Linn County firefighters gear up as burning season begins
Updated: Mar 23
Firefighters from Mound City and Centerville extinguish a blaze in an inoperable truck on Sunday near Kansas Highway 7 and 1525 Road. Firefighters at the scene included, from left, John Morse, Becky Hegwald, Fire Chief Randy Hegwald, and Craig Cox. (Roger Sims/Linn County Journal)
Every year, the warm days of March bring with them open burning across Linn County. Whether farmers are practicing prescribed burning to CRP ground or renewing pastureland or landowners are clearing out ditches and unsightly brush piles, the result is the same.
Columns of smoke rise into the air across the county, particularly on weekends when landowners have more time to get outside.
The downside is that sometimes those fires get away from people who are trying to control the fire. It's not uncommon for the county's 10 stations to be busy much of the weekend during the burning season.
In a fire callout on Sunday, March 20, along Kansas Highway 7, two fire departments responded to a controlled burn that inadvertently spread to a nearby lot with old equipment.

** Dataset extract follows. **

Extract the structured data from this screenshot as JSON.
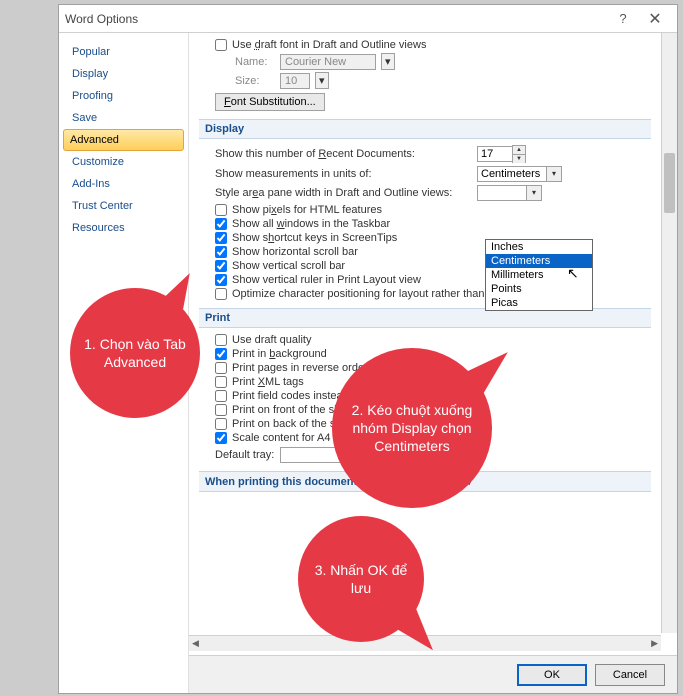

"It was a controlled burn that got away from the owner and accidentally spread to the vehicles," said Linn County Fire Chief Randy Hegwald.
Those who are doing controlled burning in the county are required to notify the county by calling in to the Linn County Sheriff's Office at (913) 795-2665 before the burn.
Hegwald said that currently there are no fines levied for not notifying the county of planned burning, however, the permitting and fine system is being looked at, and changes in that system could be coming.
On Monday, Hegwald received permission from the Linn County Commission to advertise for an assistant fire chief and maintenance technician.
Hegwald broached the subject with commissioners with a job description that said that the assistant fire chief would do maintenance on the trucks, run fire scenes, and be certified to inspect and recharge fire extinguishers.
Hegwald told the commissioners that the county fire board also asked him to add that if the assistant chief did not stay for at least one year, that person would be required to reimburse the county for any training that they received.
The fire chief said he thought certifying the assistant would save the county money rather than hiring a company to recharge all of the county’s fire extinguishers. He added that the fire department’s fire extinguishers had not been recharged recently.
Hegwald told the commissioners that the last time they talked about this at the commission meeting, he had received numerous calls from residents and businesses asking to have their fire extinguishers recharged.
He said the equipment for recharging the extinguishers was not costly.
Under the past fire chief, there was a deputy fire chief who had different duties than this position calls for. Hegwald said this position would take on a lot more maintenance.
Hegwald reported that there had been nine incidents in the last seven days, bringing the yearly total up to 89. The incidents the past week were three motor vehicle accidents with no injuries, one motor vehicle accident with injury, one unauthorized burning, one building fire, one grass fire, one outside rubbish fire, and one medical assist.